• [Task brief]: Among the entries, find each line that includes the string "kind" and list it.

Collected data
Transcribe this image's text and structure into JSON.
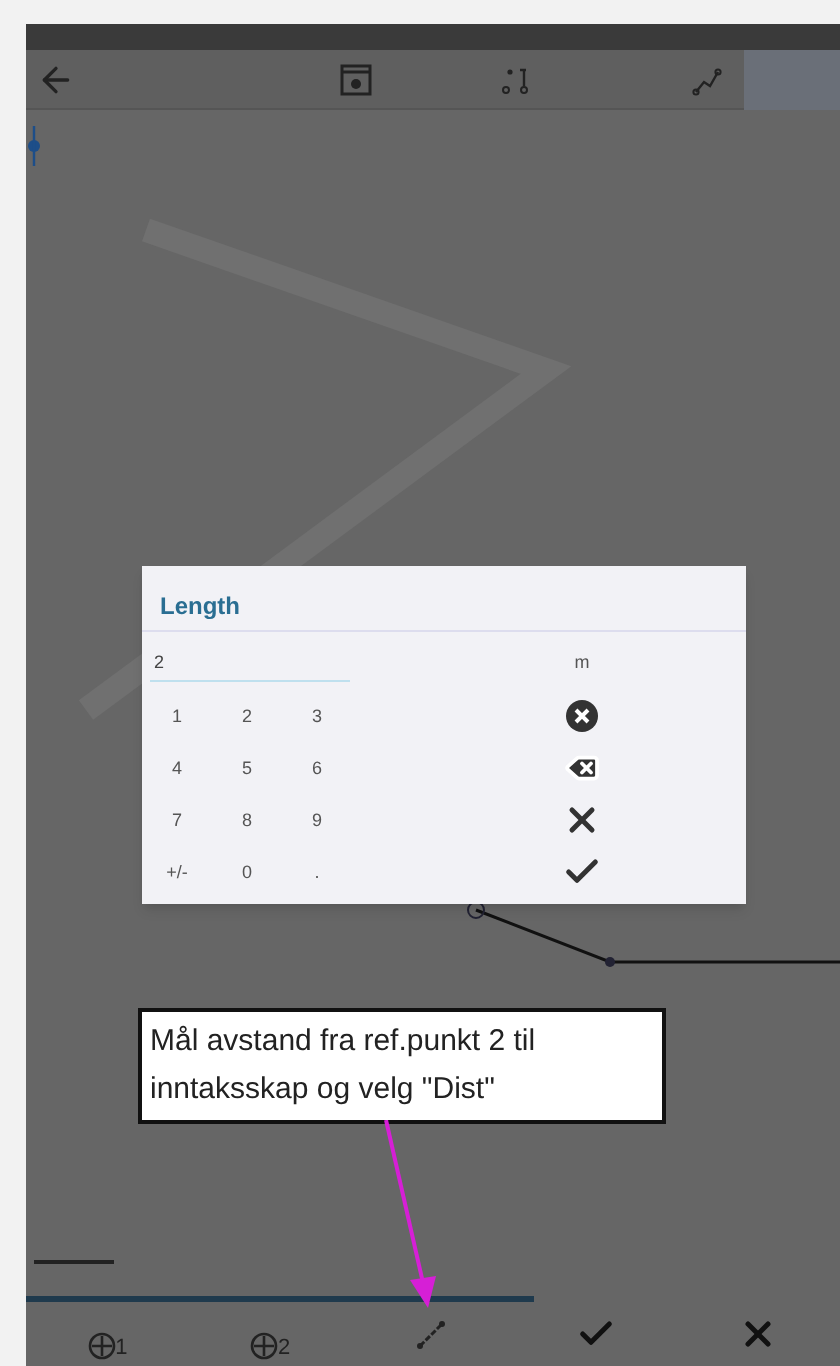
{
  "dialog": {
    "title": "Length",
    "value": "2",
    "unit": "m",
    "keys": [
      "1",
      "2",
      "3",
      "4",
      "5",
      "6",
      "7",
      "8",
      "9",
      "+/-",
      "0",
      "."
    ],
    "actions": [
      {
        "kind": "clear"
      },
      {
        "kind": "backspace"
      },
      {
        "kind": "cancel"
      },
      {
        "kind": "ok"
      }
    ]
  },
  "callout": {
    "text": "Mål avstand fra ref.punkt 2 til inntaksskap og velg \"Dist\""
  },
  "bottom_bar": {
    "items": [
      {
        "kind": "target",
        "index": "1"
      },
      {
        "kind": "target",
        "index": "2"
      },
      {
        "kind": "measure"
      },
      {
        "kind": "check"
      },
      {
        "kind": "close"
      }
    ]
  }
}
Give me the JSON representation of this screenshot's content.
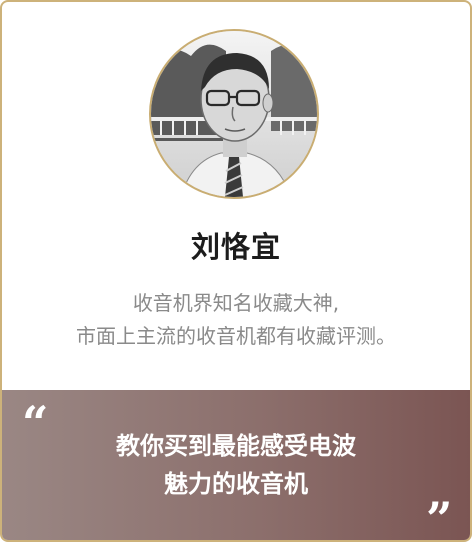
{
  "profile": {
    "name": "刘恪宜",
    "description_line1": "收音机界知名收藏大神,",
    "description_line2": "市面上主流的收音机都有收藏评测。"
  },
  "quote": {
    "open_mark": "“",
    "line1": "教你买到最能感受电波",
    "line2": "魅力的收音机",
    "close_mark": "”"
  },
  "colors": {
    "border": "#cdb27a",
    "quote_band_start": "#9a8784",
    "quote_band_end": "#7b5553",
    "name": "#1c1c1c",
    "description": "#8a8a8a"
  }
}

• [Output of the exercise]:
        "kind": "clear"
        "kind": "backspace"
        "kind": "cancel"
        "kind": "ok"
        "kind": "target",
        "kind": "target",
        "kind": "measure"
        "kind": "check"
        "kind": "close"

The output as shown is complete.